* Given entries *
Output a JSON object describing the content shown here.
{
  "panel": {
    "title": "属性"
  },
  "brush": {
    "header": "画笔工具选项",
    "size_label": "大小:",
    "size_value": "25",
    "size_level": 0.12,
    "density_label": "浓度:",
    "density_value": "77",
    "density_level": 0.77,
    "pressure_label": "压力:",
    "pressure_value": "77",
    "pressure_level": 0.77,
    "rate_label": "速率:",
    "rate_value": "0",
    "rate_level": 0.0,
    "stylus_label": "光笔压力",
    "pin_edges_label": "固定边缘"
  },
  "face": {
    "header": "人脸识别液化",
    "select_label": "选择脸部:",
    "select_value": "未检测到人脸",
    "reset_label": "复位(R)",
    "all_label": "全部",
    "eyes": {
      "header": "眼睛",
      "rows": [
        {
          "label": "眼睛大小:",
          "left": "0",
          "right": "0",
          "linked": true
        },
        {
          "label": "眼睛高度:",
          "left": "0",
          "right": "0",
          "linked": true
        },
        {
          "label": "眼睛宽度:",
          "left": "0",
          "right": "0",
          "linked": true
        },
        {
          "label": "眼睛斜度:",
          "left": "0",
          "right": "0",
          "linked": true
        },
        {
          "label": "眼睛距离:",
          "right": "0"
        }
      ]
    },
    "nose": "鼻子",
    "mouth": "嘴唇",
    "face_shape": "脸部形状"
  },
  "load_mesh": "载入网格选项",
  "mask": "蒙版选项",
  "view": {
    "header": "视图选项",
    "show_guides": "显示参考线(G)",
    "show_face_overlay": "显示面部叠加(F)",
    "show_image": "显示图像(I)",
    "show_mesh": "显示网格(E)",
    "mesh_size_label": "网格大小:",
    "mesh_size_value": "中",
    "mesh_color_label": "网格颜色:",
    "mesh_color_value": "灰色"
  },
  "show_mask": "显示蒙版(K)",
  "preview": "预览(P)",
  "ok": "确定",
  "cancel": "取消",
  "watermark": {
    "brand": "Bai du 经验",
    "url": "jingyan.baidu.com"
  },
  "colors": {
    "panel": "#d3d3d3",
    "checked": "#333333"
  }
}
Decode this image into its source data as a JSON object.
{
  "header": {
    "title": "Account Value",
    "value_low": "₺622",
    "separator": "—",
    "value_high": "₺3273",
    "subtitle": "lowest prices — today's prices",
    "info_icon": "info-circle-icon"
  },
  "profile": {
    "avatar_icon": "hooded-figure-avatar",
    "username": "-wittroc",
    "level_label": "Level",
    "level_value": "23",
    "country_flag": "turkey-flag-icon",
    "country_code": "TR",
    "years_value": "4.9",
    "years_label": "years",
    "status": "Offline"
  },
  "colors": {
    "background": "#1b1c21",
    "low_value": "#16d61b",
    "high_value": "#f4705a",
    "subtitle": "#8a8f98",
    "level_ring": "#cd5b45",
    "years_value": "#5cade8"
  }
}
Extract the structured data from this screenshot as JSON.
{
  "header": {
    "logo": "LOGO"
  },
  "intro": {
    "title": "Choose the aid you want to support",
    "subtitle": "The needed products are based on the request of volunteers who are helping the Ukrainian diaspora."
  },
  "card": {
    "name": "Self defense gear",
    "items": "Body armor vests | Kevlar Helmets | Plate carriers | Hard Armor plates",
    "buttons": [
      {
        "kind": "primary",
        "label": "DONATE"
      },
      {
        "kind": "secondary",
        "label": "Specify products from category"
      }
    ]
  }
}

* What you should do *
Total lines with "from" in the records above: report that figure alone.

* Response box *
2